The Libyan situation still dominates most of the news but there isn't much to say with respect to it. We noticed that our gas prices have gone up--drastically. For the last month they had been fluctuating between $2.95/gal and $3.15. Tuesday they hit $3.29. Thankfully neither of us have to go to a job or any other daily activity and, if necessary, we can curtail our driving even more. I feel for those who can't. It can be amusing to watch the CNBC stock ticker. Yesterday, the price of oil seemed to fall a bit (evidently when the Saudis promised to make up for any shortfall by ramping up their production) and then started rising again, slowly. For the first time I saw an industry commentator question whether they really have the excess capacity they claim. As he said they won't let independent auditors in to actually check their claims.

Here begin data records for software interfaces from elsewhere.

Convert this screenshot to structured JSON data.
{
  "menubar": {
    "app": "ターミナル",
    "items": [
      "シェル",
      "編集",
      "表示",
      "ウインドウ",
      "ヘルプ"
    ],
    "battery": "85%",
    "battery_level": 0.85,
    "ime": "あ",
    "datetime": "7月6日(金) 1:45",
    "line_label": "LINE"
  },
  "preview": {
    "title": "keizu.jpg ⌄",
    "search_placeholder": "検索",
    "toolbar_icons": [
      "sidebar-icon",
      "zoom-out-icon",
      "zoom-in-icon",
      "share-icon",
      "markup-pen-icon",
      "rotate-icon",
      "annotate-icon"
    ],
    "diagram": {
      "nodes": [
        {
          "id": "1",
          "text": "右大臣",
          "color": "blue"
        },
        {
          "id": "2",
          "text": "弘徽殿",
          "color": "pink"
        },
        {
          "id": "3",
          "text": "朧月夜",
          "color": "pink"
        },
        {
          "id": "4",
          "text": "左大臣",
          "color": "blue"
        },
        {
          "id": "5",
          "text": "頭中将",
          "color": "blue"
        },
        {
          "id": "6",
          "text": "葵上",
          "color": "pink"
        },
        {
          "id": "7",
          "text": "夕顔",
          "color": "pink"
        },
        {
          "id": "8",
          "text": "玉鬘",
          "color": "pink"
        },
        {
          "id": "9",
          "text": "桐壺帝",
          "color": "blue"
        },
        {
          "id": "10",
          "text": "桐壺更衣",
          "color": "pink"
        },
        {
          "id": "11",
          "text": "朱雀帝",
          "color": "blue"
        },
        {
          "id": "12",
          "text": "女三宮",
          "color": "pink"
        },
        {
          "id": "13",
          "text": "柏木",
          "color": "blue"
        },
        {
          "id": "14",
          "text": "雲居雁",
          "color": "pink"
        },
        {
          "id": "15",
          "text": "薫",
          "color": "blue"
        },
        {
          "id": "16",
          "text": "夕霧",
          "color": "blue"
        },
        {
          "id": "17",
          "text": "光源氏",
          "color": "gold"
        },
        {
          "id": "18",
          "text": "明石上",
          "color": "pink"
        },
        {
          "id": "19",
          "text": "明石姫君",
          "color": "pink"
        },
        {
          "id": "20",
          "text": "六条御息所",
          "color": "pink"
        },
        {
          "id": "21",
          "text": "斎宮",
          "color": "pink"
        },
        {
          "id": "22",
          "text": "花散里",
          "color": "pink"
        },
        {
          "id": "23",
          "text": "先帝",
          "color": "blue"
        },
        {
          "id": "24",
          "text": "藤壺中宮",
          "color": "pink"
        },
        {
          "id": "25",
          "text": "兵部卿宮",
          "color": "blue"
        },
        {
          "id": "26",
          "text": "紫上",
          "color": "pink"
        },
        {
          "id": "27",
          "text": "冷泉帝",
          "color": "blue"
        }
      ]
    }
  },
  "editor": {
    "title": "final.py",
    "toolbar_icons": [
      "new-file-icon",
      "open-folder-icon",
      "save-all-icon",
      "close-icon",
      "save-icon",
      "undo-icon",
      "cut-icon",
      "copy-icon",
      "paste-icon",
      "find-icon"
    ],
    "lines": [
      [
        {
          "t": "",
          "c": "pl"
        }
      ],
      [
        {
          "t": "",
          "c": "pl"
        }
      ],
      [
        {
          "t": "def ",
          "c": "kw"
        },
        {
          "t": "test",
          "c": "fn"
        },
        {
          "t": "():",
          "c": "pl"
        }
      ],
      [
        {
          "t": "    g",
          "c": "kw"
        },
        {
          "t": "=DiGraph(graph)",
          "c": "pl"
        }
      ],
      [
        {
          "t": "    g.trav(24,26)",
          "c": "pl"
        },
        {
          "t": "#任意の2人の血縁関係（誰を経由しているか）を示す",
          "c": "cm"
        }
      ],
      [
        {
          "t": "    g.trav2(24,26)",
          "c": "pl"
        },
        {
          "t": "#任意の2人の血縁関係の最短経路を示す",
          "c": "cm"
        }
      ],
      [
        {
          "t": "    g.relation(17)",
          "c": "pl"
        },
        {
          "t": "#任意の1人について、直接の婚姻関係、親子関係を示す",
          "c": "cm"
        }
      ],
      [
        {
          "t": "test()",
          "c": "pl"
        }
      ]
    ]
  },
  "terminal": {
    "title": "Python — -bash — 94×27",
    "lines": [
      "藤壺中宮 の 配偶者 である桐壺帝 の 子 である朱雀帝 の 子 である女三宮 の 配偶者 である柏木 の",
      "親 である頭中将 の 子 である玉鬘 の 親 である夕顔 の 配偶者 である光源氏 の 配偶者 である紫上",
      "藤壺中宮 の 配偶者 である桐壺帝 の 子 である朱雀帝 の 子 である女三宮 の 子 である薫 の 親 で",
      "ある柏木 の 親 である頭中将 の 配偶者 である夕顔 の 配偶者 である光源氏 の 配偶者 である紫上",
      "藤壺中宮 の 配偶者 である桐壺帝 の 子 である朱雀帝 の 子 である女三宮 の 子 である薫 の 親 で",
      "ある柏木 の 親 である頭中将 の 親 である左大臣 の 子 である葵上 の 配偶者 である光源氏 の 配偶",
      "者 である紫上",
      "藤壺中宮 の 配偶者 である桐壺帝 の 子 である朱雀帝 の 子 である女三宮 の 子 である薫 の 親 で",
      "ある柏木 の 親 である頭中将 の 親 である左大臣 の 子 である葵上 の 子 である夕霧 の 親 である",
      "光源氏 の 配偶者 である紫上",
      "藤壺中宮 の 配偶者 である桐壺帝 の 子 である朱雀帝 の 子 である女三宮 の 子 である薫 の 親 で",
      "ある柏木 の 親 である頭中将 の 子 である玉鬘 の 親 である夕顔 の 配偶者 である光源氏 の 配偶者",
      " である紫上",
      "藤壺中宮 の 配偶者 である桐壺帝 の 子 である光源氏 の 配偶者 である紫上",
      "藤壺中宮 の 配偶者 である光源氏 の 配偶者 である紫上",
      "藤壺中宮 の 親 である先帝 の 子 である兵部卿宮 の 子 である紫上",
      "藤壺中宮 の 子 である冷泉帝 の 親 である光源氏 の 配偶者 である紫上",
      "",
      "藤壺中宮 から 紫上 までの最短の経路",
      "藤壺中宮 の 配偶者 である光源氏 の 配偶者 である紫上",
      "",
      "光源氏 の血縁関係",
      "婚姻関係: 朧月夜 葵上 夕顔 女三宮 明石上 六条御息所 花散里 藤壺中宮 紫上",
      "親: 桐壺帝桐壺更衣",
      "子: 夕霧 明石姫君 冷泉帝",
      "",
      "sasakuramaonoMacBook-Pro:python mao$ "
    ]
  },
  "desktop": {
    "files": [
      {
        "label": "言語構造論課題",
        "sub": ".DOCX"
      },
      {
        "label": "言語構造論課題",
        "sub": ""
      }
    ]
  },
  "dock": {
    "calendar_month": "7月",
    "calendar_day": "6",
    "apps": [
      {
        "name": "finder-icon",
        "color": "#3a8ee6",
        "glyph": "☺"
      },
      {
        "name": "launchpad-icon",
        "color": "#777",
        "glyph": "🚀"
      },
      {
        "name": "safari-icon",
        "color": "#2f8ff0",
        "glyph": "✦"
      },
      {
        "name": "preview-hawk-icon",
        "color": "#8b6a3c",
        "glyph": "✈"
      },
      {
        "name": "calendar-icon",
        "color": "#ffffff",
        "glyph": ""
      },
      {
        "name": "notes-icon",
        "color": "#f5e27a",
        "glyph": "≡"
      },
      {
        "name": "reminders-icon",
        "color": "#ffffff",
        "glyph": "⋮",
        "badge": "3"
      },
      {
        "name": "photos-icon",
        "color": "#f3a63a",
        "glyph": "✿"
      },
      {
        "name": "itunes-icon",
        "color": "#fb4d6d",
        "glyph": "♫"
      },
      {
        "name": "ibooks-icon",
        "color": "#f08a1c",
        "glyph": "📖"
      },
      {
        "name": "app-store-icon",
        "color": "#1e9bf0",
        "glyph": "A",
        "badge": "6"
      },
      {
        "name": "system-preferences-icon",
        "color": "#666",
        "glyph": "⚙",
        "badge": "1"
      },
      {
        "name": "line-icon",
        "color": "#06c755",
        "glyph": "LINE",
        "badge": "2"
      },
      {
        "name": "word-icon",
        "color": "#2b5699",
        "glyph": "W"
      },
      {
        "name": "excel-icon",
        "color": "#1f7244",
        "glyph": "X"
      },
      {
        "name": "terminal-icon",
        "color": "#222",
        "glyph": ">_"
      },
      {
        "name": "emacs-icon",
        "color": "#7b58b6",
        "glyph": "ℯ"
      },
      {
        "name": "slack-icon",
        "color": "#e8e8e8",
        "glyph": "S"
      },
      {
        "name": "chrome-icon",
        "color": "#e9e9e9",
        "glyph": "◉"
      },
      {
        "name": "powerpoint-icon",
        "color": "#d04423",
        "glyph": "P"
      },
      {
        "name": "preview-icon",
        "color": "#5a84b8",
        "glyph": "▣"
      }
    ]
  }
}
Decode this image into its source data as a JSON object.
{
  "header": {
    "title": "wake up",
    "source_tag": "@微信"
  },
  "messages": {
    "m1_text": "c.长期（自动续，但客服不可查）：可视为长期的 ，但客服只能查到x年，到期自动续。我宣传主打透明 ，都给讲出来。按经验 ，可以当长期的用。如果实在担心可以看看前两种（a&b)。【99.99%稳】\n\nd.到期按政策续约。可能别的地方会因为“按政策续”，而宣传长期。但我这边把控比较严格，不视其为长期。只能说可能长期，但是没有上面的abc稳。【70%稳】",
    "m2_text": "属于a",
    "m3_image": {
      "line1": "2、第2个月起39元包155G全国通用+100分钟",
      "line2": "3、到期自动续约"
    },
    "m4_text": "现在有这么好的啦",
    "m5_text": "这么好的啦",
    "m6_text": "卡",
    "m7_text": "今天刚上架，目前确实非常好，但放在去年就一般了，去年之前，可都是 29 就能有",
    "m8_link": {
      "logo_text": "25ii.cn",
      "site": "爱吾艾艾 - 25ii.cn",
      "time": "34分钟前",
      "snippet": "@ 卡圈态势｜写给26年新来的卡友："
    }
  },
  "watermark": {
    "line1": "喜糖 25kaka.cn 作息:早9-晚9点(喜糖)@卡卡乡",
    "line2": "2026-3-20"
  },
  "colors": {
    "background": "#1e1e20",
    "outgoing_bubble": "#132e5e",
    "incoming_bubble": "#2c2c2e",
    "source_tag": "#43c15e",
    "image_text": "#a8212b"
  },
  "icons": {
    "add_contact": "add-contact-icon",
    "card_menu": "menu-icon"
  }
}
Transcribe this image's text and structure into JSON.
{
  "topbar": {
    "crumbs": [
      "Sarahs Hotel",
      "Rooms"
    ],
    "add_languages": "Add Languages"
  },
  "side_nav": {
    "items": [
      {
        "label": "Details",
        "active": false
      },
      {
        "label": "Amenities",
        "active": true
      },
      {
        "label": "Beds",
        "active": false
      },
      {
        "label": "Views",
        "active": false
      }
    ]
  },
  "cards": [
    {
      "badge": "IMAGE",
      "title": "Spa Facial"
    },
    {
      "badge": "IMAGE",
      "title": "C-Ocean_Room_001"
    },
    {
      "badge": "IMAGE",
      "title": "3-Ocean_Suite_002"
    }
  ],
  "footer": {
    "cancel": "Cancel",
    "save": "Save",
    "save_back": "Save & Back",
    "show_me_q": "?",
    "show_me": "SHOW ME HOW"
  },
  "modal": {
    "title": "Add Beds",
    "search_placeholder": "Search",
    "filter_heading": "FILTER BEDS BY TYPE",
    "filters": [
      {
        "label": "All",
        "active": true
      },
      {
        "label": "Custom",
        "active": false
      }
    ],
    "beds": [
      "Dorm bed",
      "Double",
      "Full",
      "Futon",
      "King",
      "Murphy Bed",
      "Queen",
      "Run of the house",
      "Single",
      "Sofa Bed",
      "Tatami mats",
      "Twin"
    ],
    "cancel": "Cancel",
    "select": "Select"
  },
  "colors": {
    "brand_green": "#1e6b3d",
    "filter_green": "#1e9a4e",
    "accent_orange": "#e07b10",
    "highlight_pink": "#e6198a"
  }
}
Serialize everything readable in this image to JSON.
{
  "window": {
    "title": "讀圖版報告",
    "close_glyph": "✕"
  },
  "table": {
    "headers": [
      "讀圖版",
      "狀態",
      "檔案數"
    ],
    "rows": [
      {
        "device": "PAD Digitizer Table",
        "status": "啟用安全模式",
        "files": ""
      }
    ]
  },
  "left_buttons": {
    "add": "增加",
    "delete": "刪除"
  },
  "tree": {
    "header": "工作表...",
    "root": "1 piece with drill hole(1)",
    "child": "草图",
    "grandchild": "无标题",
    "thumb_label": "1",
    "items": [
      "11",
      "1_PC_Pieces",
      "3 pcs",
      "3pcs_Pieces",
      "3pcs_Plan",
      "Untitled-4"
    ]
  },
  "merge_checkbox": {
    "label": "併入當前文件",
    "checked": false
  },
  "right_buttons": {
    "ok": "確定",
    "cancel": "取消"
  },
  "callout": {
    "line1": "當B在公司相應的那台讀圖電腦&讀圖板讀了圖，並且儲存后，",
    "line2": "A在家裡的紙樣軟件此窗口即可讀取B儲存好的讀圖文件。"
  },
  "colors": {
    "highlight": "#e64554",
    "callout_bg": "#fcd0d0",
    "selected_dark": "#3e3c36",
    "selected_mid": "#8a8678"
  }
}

It seems another source has realized that this recovery is a recovery only in the sense that cooked numbers say it is. And that the jobs are economy is 'creating' are in no way comparable to the ones it is losing. I think we are well on our way to finding out how closely something can resemble nothing.
There are some interesting cartoons on MSNBC dealing with the rise in gas prices. Go to the business section where the link is on the right hand side. I especially love the one in which 'Egypt,' 'Libya,' and 'Bahrain' yell 'Freedom,' 'Democracy,' and 'Liberty' while the 'USA' mumbles 'What about gas prices? What about gas prices?' About says it all, doesn't it.
Earlier this week, I said I would love to see a graph which showed union membership over the last 30 years, wages (adjusted for inflation) over the last 30 years, and the percentage of private industry employees with health and pension benefits over the last 30 years. Haven't seen that but one of the commentators on CNBC did come out yesterday and note that union membership has gone from just under 25% (I think) to just about 12% while the yearly wages have declined by $3,000/year (adjusted for inflation). That pretty well sums up our predicament, don't you think?
I love this item from Grist and I find Ms. Silk exactly the kind of rebel I can relate to.